In the United States, executive agreements are binding at the international level when negotiated and concluded under the authority of the President on foreign policy, as commander-in-chief of the armed forces or from a previous congressional record. For example, the President, as Commander-in-Chief, negotiates and concludes Armed Forces Agreements (SOFAs) that govern the treatment and disposition of U.S. forces deployed in other nations. However, the President cannot unilaterally enter into executive agreements on matters that are not in his constitutional jurisdiction. In such cases, an agreement should take the form of an agreement between Congress and the executive branch or a contract with the Council and the approval of the Senate.  See z.B. Louis Henkin, U.S. Ratification of Human Rights Treatys: The Ghost of Senator Bricker, 89 Am. J. Int`l L. 341, 343-44 (1995) (on the grounds that the United States is able to fully discharge its obligations under certain human rights instruments under current domestic law, treaties are unnecessary and inconsistent with their purpose); Fourth restatment: design 2, top note 28, 105 cmt.
3 (“[R]eservations are generally not permitted by international law if they are “incompatible with the purpose and purpose of the treaty”. (Cite the Vienna Convention, see 13, art. 19 (c)). Executive agreements are often used to circumvent the requirements of national constitutions for treaty ratification. Many nations that are republics with written constitutions have constitutional rules on treaty ratification. The Organization for Security and Cooperation in Europe is based on executive agreements. Executive agreement, an agreement between the United States and a foreign government that is less formal than a treaty and is not subject to the constitutional requirement for ratification by two-thirds of the U.S. Senate.
In the United States, executive agreements are made exclusively by the President of the United States. They are one of three mechanisms through which the United States makes binding international commitments.
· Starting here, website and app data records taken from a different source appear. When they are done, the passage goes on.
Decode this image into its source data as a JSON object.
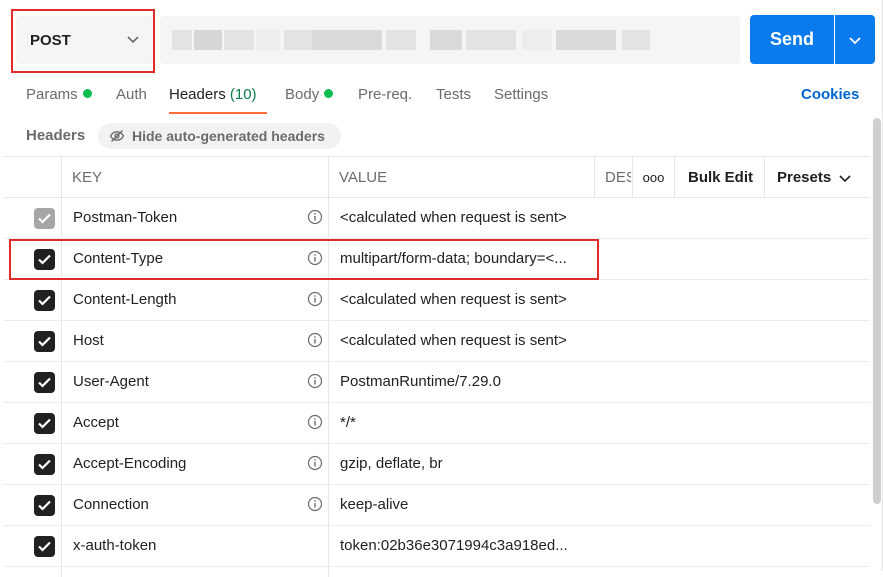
{
  "request": {
    "method": "POST",
    "send_label": "Send"
  },
  "tabs": [
    {
      "label": "Params",
      "dot": true
    },
    {
      "label": "Auth"
    },
    {
      "label": "Headers",
      "count": "(10)",
      "active": true
    },
    {
      "label": "Body",
      "dot": true
    },
    {
      "label": "Pre-req."
    },
    {
      "label": "Tests"
    },
    {
      "label": "Settings"
    }
  ],
  "cookies_label": "Cookies",
  "headers_section": {
    "label": "Headers",
    "hide_auto_label": "Hide auto-generated headers"
  },
  "table": {
    "columns": {
      "key": "KEY",
      "value": "VALUE",
      "description": "DESC"
    },
    "more_label": "ooo",
    "bulk_edit_label": "Bulk Edit",
    "presets_label": "Presets",
    "rows": [
      {
        "key": "Postman-Token",
        "value": "<calculated when request is sent>",
        "checked": true,
        "disabled": true,
        "info": true
      },
      {
        "key": "Content-Type",
        "value": "multipart/form-data; boundary=<...",
        "checked": true,
        "info": true
      },
      {
        "key": "Content-Length",
        "value": "<calculated when request is sent>",
        "checked": true,
        "info": true
      },
      {
        "key": "Host",
        "value": "<calculated when request is sent>",
        "checked": true,
        "info": true
      },
      {
        "key": "User-Agent",
        "value": "PostmanRuntime/7.29.0",
        "checked": true,
        "info": true
      },
      {
        "key": "Accept",
        "value": "*/*",
        "checked": true,
        "info": true
      },
      {
        "key": "Accept-Encoding",
        "value": "gzip, deflate, br",
        "checked": true,
        "info": true
      },
      {
        "key": "Connection",
        "value": "keep-alive",
        "checked": true,
        "info": true
      },
      {
        "key": "x-auth-token",
        "value": "token:02b36e3071994c3a918ed...",
        "checked": true,
        "info": false
      }
    ]
  },
  "colors": {
    "accent": "#097bed",
    "active_tab_underline": "#ff6c37",
    "highlight_box": "#e02b2b",
    "status_dot": "#0cbb52"
  }
}
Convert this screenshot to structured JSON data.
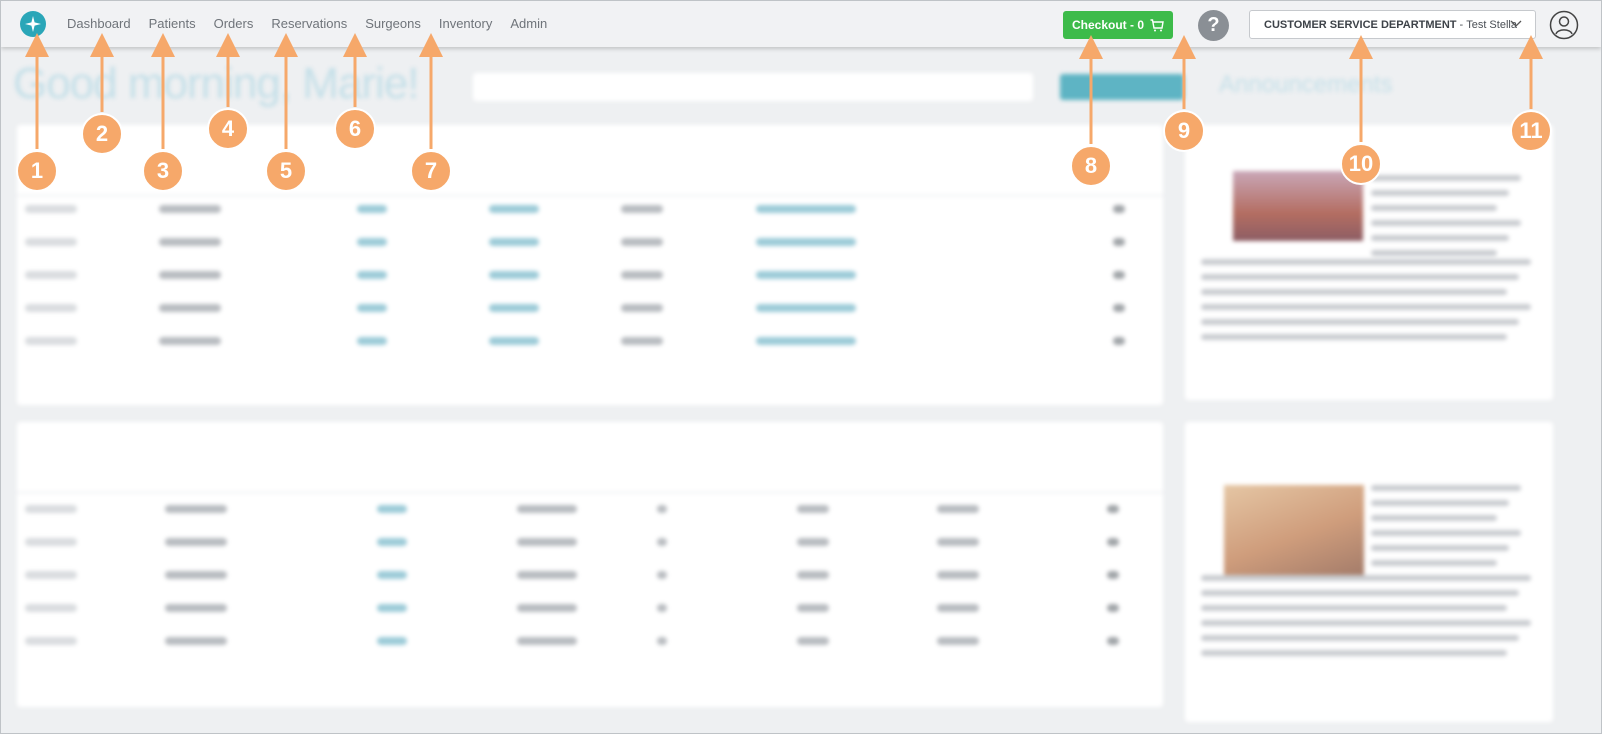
{
  "nav": {
    "logo_icon": "sparkle-logo-icon",
    "items": [
      "Dashboard",
      "Patients",
      "Orders",
      "Reservations",
      "Surgeons",
      "Inventory",
      "Admin"
    ]
  },
  "checkout": {
    "label": "Checkout - 0",
    "icon": "cart-icon",
    "color": "#3dbb4a"
  },
  "help": {
    "label": "?",
    "icon": "help-icon"
  },
  "department": {
    "name": "CUSTOMER SERVICE DEPARTMENT",
    "separator": "-",
    "user": "Test Stella",
    "icon": "chevron-down-icon"
  },
  "profile": {
    "icon": "user-profile-icon"
  },
  "callouts": [
    "1",
    "2",
    "3",
    "4",
    "5",
    "6",
    "7",
    "8",
    "9",
    "10",
    "11"
  ],
  "colors": {
    "accent": "#2aa6b8",
    "callout": "#f6a86a",
    "checkout": "#3dbb4a"
  }
}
Some authors view executive agreements as treaties of international law because they bind both the United States and another sovereign state.